A solid understanding of one's own culture and a sense of identity can be the basis for an open attitude towards and respect for diversity of cultural expression. A positive attitude also covers creativity, and the willingness to cultivate aesthetic capacity through artistic self-expression and participation in cultural life.

SENSE OF INITIATIVE AND ENTREPRENEURSHIP

is the ability to turn ideas into action. It involves creativity, innovation and risk-taking, as well as the ability to plan and manage projects in order to achieve objectives. The individual is aware of the context of his/her work and is able to seize opportunities that arise. It is the foundation for acquiring more specific skills and knowledge needed by those establishing or contributing to social or commercial activity. This should include awareness of ethical values and promote good governance;

DEFINITION:
Sense of initiative and entrepreneurship refers to an individual's ability to turn ideas into action. It includes creativity, innovation and risk-taking, as well as the ability to plan and manage projects in order to achieve objectives. This supports individuals, not only in their everyday lives at home and in society, but also in the workplace in being aware of the context of their work and being able to seize opportunities, and is a foundation for more specific skills and knowledge needed by those establishing or contributing to social or commercial activity. This should include awareness of ethical values and promote good governance.

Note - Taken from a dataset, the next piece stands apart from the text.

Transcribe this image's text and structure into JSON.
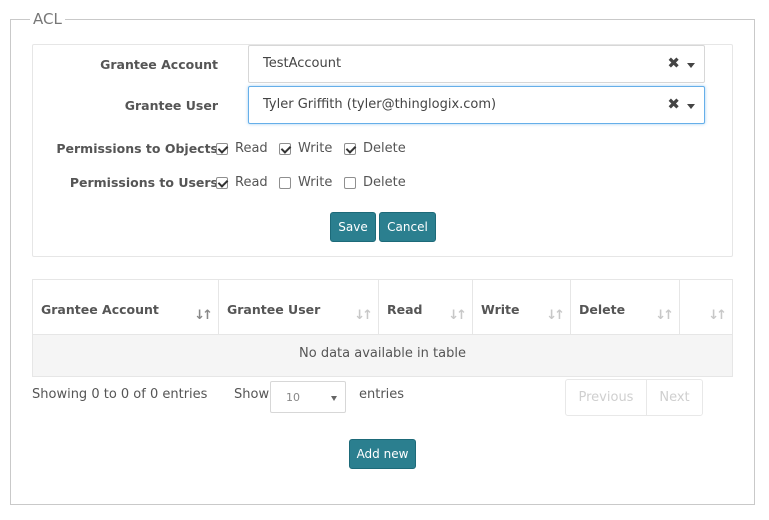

Essential knowledge, skills and attitudes related to this competence:
Necessary knowledge includes the ability to identify available opportunities for personal, professional and/or business activities, including ‘bigger picture’ issues that provide the context in which people live and work, such as a broad understanding of the workings of the economy, and the opportunities and challenges facing an employer or
organization. Individuals should also be aware of the ethical position of enterprises, and how they can be a force for good, for example through fair trade or through social enterprise.
Skills relate to proactive project management (involving, for example the ability to plan, organize, manage, lead and delegate, analyse, communicate, de-brief, evaluate and record), effective representation and negotiation, and the ability to work both as an individual and collaboratively in teams. The ability to judge and identify one's strengths and weaknesses, and to assess and take risks as and when warranted, is essential.
An entrepreneurial attitude is characterised by initiative, pro-activity, independence and innovation in personal and social life, as much as at work. It also includes motivation and determination to meet objectives, whether personal goals, or aims held in common with others, including at work.

 

 

 

 

Author: Vittoria Volterrani
Last editor: Vittoria Volterrani